Work request |
Take every line in the entries that includes the word "Modules" and copy it.
----
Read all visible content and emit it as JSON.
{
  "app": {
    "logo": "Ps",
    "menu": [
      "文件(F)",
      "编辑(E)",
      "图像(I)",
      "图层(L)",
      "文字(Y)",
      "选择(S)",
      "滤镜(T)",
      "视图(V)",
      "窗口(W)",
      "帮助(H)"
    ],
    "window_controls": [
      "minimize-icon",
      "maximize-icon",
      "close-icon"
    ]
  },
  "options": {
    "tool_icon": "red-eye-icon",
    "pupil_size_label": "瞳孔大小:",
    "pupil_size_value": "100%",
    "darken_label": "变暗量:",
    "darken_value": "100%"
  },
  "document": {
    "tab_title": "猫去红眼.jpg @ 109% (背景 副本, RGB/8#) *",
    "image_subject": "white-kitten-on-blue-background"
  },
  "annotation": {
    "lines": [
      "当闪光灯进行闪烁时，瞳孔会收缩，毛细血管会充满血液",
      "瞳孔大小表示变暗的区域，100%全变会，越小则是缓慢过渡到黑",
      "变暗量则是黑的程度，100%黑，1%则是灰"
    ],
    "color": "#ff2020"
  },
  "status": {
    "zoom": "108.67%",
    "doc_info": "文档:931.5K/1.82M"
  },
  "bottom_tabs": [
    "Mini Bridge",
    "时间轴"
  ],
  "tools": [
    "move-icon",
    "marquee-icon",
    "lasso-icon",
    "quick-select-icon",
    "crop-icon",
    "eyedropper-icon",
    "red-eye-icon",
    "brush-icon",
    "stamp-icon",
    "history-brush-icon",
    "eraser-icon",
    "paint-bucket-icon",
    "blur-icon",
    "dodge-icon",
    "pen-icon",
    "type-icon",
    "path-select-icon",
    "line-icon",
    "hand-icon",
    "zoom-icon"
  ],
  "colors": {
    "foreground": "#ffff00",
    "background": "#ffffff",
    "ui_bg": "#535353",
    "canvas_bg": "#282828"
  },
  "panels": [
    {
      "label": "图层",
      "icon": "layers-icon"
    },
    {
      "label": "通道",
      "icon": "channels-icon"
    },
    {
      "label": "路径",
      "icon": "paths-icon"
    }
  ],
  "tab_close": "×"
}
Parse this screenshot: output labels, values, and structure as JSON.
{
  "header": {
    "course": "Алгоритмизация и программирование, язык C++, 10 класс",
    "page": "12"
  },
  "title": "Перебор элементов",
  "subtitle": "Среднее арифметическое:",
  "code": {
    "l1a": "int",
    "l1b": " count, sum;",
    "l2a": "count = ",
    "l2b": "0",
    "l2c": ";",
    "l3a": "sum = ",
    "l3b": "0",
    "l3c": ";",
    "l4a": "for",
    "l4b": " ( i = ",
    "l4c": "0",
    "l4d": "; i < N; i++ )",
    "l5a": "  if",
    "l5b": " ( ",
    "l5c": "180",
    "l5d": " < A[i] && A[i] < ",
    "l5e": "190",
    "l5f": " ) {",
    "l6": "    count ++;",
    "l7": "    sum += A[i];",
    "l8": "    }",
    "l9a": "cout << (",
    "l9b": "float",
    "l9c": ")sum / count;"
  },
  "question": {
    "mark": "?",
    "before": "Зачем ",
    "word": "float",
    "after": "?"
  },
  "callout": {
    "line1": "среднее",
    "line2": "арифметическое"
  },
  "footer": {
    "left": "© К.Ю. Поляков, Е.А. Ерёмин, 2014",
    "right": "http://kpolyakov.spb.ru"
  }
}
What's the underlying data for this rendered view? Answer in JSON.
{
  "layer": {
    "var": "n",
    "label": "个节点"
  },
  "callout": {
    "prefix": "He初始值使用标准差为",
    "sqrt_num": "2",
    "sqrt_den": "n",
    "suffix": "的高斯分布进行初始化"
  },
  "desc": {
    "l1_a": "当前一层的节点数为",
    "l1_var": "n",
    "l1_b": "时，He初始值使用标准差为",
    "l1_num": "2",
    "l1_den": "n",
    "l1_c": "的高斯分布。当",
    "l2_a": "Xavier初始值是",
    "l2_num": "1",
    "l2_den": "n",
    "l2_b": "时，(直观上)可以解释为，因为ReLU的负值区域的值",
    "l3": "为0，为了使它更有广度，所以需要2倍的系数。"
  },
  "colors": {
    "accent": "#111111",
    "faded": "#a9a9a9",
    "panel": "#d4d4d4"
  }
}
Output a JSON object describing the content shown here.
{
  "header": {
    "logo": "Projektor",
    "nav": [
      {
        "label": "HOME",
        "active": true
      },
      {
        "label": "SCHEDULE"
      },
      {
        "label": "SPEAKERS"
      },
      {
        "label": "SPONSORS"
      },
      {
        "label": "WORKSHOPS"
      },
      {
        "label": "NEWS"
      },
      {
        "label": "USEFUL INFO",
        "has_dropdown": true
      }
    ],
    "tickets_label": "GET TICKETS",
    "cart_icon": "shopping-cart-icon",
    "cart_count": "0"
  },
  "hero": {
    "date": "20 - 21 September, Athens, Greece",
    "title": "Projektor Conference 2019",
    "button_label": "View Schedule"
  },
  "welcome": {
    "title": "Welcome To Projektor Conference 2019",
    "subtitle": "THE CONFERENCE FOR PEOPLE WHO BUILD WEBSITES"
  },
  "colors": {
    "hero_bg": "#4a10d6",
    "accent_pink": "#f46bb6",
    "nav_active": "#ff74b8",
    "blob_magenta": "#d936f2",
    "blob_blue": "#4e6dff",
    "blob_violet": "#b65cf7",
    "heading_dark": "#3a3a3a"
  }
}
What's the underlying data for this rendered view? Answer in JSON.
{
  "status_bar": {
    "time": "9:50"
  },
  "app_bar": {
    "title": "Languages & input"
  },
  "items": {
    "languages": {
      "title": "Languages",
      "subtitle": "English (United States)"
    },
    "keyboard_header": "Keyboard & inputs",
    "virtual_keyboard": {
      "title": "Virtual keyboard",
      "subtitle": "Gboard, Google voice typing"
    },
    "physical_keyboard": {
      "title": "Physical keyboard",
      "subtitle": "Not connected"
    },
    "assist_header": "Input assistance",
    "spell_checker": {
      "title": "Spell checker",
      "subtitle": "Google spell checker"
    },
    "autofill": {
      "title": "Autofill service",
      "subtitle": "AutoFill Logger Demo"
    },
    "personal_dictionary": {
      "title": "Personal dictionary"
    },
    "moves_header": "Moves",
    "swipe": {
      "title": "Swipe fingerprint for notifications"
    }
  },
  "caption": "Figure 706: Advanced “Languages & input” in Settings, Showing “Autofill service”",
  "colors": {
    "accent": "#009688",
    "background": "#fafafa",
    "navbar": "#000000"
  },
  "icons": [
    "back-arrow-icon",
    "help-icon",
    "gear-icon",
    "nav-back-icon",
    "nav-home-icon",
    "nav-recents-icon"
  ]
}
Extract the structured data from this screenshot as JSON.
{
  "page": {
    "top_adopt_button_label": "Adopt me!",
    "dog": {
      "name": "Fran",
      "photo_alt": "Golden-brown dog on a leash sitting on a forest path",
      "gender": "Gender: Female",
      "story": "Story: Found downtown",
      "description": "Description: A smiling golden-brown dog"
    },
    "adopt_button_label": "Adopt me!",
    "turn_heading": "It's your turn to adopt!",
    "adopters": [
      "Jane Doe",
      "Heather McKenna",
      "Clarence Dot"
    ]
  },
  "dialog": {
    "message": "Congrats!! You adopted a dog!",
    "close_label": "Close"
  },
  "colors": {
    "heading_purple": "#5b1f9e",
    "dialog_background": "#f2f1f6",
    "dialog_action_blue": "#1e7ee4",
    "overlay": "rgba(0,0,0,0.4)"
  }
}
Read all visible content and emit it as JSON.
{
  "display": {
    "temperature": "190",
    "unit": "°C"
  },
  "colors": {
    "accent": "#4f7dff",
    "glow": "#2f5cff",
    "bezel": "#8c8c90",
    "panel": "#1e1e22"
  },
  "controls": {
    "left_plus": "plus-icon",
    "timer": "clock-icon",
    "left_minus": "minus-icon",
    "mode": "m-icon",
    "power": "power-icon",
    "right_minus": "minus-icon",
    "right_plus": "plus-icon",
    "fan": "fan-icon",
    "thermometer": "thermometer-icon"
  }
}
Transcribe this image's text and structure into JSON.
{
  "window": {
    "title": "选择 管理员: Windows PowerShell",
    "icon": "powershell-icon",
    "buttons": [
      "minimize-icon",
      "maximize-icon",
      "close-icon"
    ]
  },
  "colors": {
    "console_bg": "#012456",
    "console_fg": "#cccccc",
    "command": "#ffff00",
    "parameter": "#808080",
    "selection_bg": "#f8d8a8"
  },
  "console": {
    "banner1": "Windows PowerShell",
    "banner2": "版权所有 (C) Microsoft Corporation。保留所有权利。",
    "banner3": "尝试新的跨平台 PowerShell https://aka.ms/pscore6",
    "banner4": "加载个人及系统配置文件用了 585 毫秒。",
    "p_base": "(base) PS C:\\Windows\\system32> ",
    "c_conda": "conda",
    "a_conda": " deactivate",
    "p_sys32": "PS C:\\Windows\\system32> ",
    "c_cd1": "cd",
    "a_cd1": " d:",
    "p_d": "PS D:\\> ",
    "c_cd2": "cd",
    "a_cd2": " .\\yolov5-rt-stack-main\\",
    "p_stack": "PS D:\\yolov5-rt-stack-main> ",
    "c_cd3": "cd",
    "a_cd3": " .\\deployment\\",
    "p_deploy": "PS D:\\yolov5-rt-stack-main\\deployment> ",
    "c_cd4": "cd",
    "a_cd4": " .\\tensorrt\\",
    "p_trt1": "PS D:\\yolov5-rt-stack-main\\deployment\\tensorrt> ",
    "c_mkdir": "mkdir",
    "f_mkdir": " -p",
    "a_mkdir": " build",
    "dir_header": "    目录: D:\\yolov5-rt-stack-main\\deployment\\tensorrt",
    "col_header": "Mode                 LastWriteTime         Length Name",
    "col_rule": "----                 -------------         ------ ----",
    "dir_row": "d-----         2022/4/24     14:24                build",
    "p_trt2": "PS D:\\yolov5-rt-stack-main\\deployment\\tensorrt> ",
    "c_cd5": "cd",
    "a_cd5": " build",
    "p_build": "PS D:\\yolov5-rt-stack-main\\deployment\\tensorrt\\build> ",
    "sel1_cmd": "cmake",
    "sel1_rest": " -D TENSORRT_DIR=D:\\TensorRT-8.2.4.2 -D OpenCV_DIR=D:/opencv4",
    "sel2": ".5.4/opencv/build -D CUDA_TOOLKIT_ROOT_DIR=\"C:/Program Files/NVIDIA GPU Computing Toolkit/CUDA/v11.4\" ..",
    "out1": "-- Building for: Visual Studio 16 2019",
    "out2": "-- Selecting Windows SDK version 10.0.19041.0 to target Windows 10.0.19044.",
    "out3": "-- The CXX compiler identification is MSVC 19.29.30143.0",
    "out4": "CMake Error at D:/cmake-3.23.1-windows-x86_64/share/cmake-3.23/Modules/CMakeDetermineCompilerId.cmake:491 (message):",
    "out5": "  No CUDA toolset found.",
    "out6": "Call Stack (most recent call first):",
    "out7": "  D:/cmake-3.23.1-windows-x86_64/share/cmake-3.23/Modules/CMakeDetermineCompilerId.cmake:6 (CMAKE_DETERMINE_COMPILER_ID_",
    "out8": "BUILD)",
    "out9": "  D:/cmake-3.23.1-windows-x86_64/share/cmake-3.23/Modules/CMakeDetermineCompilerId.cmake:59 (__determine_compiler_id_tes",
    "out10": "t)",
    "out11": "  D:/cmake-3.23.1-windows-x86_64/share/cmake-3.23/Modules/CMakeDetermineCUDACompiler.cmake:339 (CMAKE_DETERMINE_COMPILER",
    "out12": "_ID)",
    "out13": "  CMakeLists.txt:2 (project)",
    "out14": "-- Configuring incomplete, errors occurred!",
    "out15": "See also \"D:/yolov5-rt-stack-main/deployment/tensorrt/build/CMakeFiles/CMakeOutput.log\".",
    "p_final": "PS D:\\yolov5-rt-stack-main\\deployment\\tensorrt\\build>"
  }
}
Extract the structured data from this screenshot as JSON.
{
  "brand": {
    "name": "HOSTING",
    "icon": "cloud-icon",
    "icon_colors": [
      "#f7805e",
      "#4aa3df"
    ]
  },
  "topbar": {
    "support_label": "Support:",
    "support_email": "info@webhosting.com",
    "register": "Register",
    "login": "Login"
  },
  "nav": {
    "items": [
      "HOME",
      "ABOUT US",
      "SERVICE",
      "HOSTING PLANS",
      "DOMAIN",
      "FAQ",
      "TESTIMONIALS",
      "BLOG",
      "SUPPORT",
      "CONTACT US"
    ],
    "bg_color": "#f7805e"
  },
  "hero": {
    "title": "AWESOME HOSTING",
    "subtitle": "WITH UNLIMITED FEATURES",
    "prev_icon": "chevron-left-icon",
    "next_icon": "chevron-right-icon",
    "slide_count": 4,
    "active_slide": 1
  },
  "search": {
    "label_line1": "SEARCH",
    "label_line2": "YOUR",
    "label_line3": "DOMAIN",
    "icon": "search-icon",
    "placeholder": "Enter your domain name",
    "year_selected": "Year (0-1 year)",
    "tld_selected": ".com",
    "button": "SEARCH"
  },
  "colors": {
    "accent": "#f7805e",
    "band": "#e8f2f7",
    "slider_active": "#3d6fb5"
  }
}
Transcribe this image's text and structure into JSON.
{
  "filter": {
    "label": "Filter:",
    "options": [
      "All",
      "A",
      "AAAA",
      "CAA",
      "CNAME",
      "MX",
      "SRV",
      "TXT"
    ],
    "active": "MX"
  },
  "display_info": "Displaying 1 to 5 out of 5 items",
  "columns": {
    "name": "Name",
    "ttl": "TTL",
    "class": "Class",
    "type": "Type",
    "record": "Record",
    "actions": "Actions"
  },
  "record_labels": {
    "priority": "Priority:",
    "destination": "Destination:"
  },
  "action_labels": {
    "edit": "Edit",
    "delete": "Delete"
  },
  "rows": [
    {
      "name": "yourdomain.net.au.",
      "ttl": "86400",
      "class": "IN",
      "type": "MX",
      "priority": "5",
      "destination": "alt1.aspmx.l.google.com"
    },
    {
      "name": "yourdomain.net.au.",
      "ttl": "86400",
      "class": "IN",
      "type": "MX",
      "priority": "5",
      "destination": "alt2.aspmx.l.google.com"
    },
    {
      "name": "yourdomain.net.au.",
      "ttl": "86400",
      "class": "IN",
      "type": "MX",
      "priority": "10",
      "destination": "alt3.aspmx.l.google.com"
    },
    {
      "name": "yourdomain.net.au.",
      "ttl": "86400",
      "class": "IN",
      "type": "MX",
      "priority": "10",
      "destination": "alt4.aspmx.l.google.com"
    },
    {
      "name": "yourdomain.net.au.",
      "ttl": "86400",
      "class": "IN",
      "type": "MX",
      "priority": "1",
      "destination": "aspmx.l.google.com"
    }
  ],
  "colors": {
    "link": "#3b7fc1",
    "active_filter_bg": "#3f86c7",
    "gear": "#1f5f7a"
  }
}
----
Solution |
    "out4": "CMake Error at D:/cmake-3.23.1-windows-x86_64/share/cmake-3.23/Modules/CMakeDetermineCompilerId.cmake:491 (message):",
    "out7": "  D:/cmake-3.23.1-windows-x86_64/share/cmake-3.23/Modules/CMakeDetermineCompilerId.cmake:6 (CMAKE_DETERMINE_COMPILER_ID_",
    "out9": "  D:/cmake-3.23.1-windows-x86_64/share/cmake-3.23/Modules/CMakeDetermineCompilerId.cmake:59 (__determine_compiler_id_tes",
    "out11": "  D:/cmake-3.23.1-windows-x86_64/share/cmake-3.23/Modules/CMakeDetermineCUDACompiler.cmake:339 (CMAKE_DETERMINE_COMPILER",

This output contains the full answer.